CAUTION: In both of these methods the employer needs to be aware of the demographics of its workforce and the people from whom they seek recommendations. If the group is too similar in background, the Equal Employment Opportunity Commission (EEOC) may say that the recruitment process implicitly discriminates against women or minorities.

Newspaper Advertising. This method works well, particularly if you are looking for local candidates. The cost is relatively small.2

Internet Posting. This method is the most likely to bring in the greatest number of applications. The most common Web sites that are used are, and The cost to post is relatively low.

Employment Agency. These firms charge a fee, typically 20 to 33 percent of the employee’s salary. They will locate and screen applicants for you, and will present only those that best meet the criteria of the job. This source is the most costly.

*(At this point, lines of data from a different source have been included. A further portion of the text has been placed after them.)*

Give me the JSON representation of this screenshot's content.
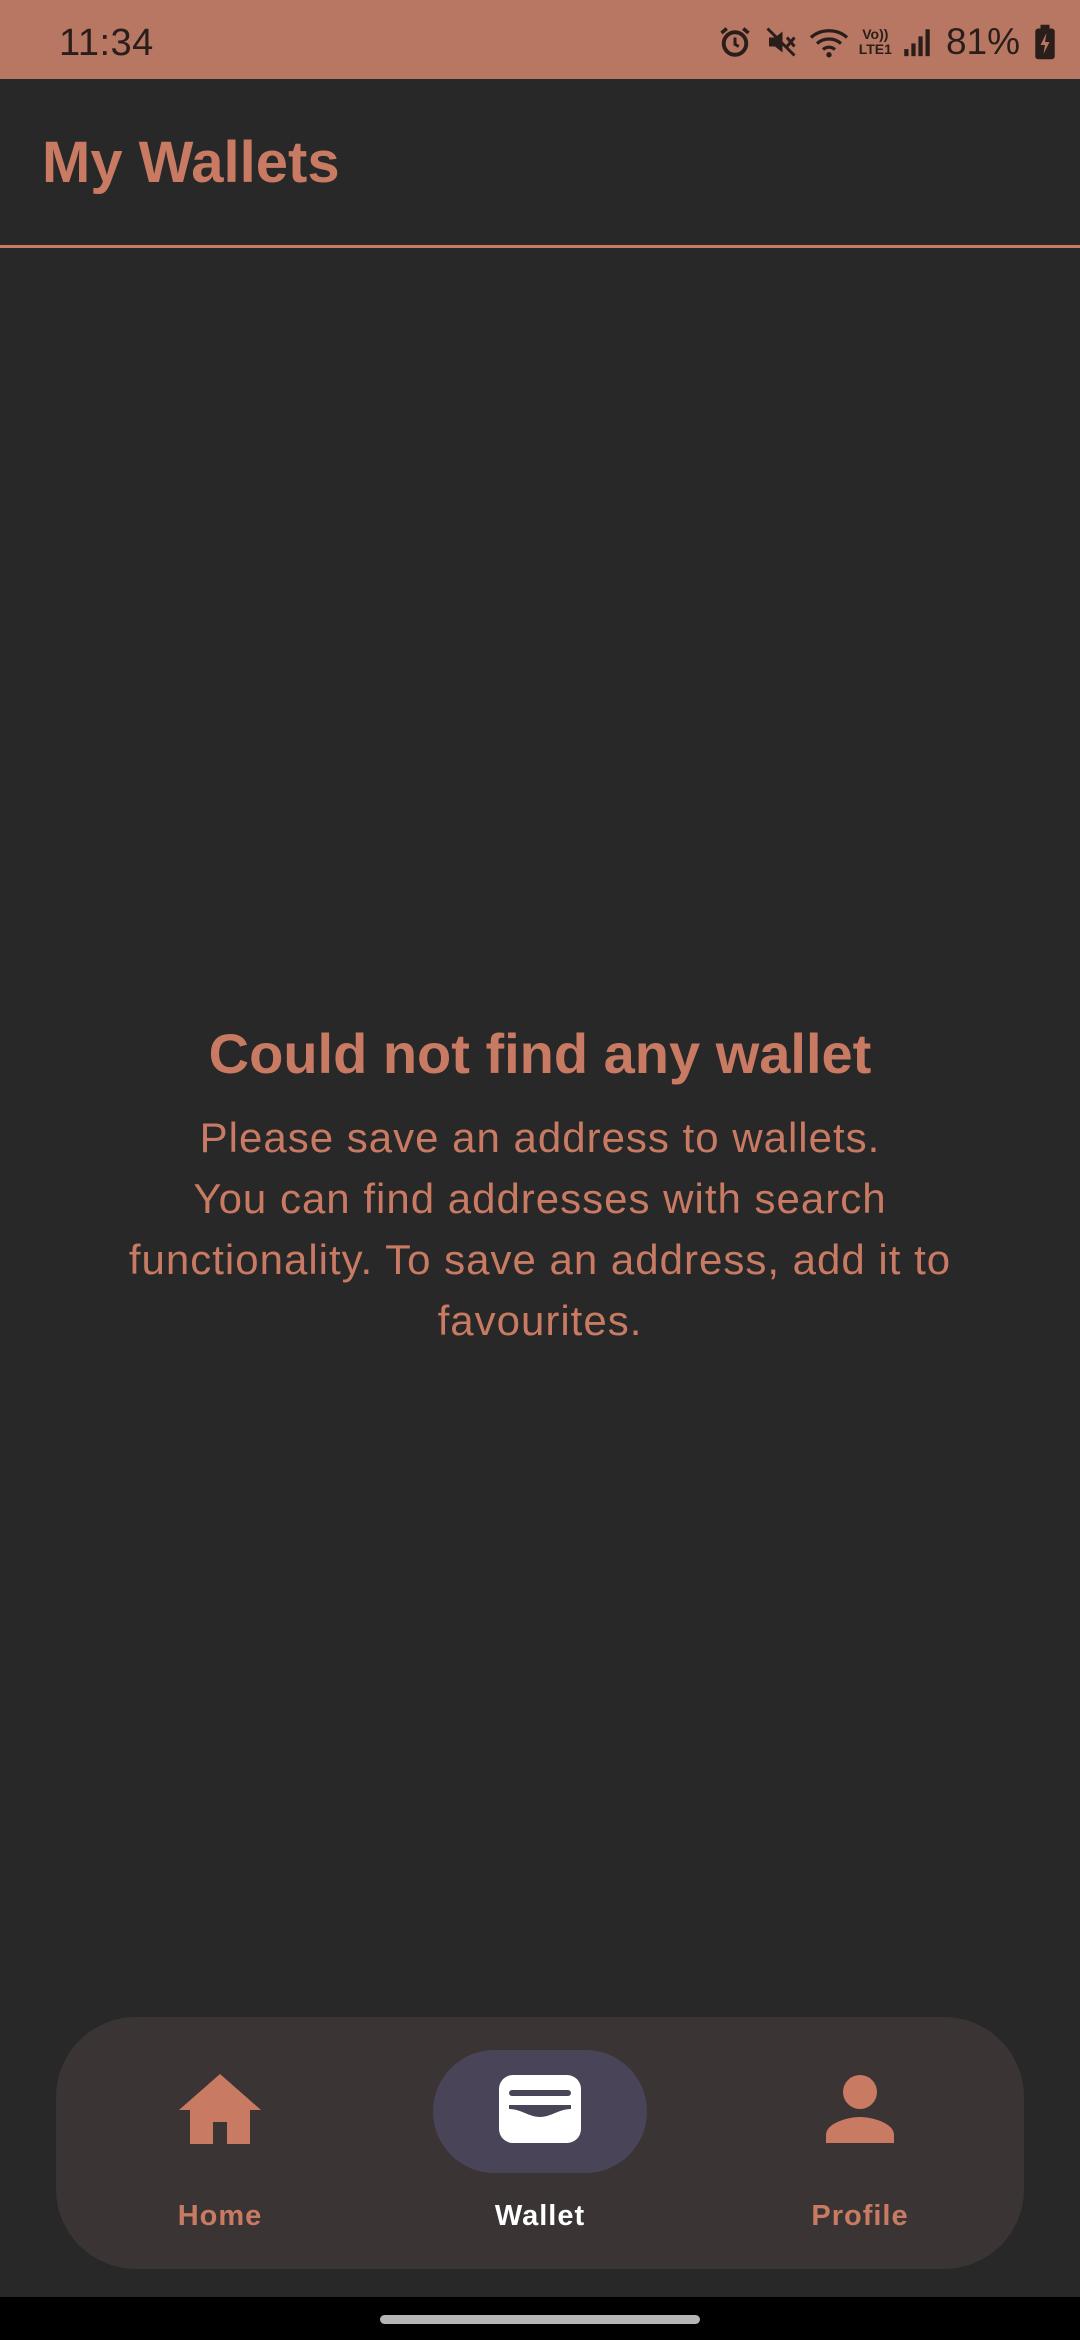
{
  "status_bar": {
    "time": "11:34",
    "volte_line1": "Vo))",
    "volte_line2": "LTE1",
    "battery": "81%",
    "icons": [
      "alarm-icon",
      "mute-icon",
      "wifi-icon",
      "volte-icon",
      "signal-icon",
      "battery-charging-icon"
    ]
  },
  "header": {
    "title": "My Wallets"
  },
  "empty_state": {
    "title": "Could not find any wallet",
    "lines": [
      "Please save an address to wallets.",
      "You can find addresses with search",
      "functionality. To save an address, add it to",
      "favourites."
    ]
  },
  "bottom_nav": {
    "items": [
      {
        "label": "Home",
        "icon": "home-icon",
        "active": false
      },
      {
        "label": "Wallet",
        "icon": "wallet-icon",
        "active": true
      },
      {
        "label": "Profile",
        "icon": "person-icon",
        "active": false
      }
    ]
  },
  "colors": {
    "accent": "#c87a63",
    "status_bar": "#b87763",
    "background": "#282828",
    "nav_background": "#3a3534",
    "active_pill": "#4a4458"
  }
}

Is there any law that requires the posting of a job?

There are no federal laws that have such a requirement. You do need to be aware that posting can help in the event of an EEOC discrimination claim.

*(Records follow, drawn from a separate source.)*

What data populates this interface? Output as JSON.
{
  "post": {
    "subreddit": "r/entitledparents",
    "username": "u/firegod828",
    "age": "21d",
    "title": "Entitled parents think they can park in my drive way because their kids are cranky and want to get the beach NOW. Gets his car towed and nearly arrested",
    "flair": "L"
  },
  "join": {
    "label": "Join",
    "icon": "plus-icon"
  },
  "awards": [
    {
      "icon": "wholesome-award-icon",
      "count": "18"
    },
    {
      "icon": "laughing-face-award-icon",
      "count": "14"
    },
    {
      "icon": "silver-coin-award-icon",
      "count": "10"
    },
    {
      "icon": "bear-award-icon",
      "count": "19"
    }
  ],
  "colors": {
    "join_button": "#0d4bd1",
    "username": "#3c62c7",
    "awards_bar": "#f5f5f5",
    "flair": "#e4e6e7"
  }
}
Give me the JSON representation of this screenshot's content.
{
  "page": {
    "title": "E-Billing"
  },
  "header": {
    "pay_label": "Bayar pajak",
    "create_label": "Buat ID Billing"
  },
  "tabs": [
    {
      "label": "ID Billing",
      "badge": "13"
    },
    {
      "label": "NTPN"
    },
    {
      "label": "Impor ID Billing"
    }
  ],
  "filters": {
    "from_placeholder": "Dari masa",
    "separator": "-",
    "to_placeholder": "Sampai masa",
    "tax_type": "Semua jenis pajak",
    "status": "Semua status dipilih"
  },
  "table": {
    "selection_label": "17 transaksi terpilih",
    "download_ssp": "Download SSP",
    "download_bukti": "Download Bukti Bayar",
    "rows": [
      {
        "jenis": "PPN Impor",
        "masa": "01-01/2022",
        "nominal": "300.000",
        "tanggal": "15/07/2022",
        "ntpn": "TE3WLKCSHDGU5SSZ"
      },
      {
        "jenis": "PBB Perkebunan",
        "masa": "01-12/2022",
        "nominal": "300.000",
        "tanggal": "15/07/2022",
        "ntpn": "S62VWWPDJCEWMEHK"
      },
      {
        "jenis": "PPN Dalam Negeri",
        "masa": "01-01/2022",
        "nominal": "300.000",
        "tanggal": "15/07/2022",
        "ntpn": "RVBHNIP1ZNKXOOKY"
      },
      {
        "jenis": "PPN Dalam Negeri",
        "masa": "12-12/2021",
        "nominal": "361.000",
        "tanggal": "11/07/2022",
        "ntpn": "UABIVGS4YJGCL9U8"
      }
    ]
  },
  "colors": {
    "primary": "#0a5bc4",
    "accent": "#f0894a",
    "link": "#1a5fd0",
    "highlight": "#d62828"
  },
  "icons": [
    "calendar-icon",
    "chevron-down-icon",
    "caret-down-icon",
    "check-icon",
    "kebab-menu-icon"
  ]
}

TIP: It is beneficial to place at the bottom of any employment posting that "ABC Company is an Equal Opportunity Employer."

Am I required to use a formal job application?

There is no formal requirement that you have an application. Many companies use them because it standardizes the information the candidate is giving you, such as past employers, specific skills and contact information. The application also puts the candidate on notice and seeks consent that

  • you may verify the information on the form;
  • the individual may be subject to drug testing if it is the company policy to do so;
  • if hired, the individual understands he is an "at will" employee;
  • references can be checked; and
  • should any information prove false, the individual may be subject to discharge.

Can I take notes on the application?

Notes of any kind should not be made on employment applications or resumes. Anything that is recorded may be discoverable if there is a lawsuit in the future.

How long must I keep applications if I use them?

Keep solicited applications at least 1 year. Unsolicited applications can be discarded immediately; however, it is a better practice to hold on to them for a year as well.

CAUTION: Should you elect to discard unsolicited applications and resumes, you should discard all that are received. Picking and choosing can result in a disparate treatment claim by a human rights agency.

What is an "at will" employee?

An "at will" employee is one who can be let go for any reason, provided it is not discriminatory. This individual may also resign for any reason.

CAUTION: An employer needs to be careful in the representations made to employees so as not to alter this "at will" status. Statements such as "you can expect a long career with our company" can potentially alter "at will" status.

May I ask whether someone is an alien to the country?

The proper question should be, "Are you legally allowed to work in the United States?" If the person responds in the affirmative either verbally or in writing, it is not necessary to verify this information until after an offer of employment has been made.

Is drug testing of job applicants permissible?

Drug testing does not fall under the ADA and is permissible. It is important to note that if testing is done, it be done for all applicants. Confidentiality is also essential. The results of the test should only be shared on a need-to-know basis. Some states will allow testing only to ensure the safety of workers and others.

Can a potential employer require medical examinations?

The ADA does not permit medical exams before a tentative offer of employment is extended. As with drug testing, if the exams are given, they must be given to everyone. Medical questions should be directly related to the key functions of the job for which the individual is applying.

SIDEBAR: The ADA only applies to companies that have at least 15 employees

May applicants be required to submit to a lie detector test?

No. Both the federal government and many states strictly prohibit polygraph testing, except under very limited circumstances involving national security, private sector security firms and the pharmaceutical industry, or if there is reasonable suspicion of someone being involved in a workplace incident.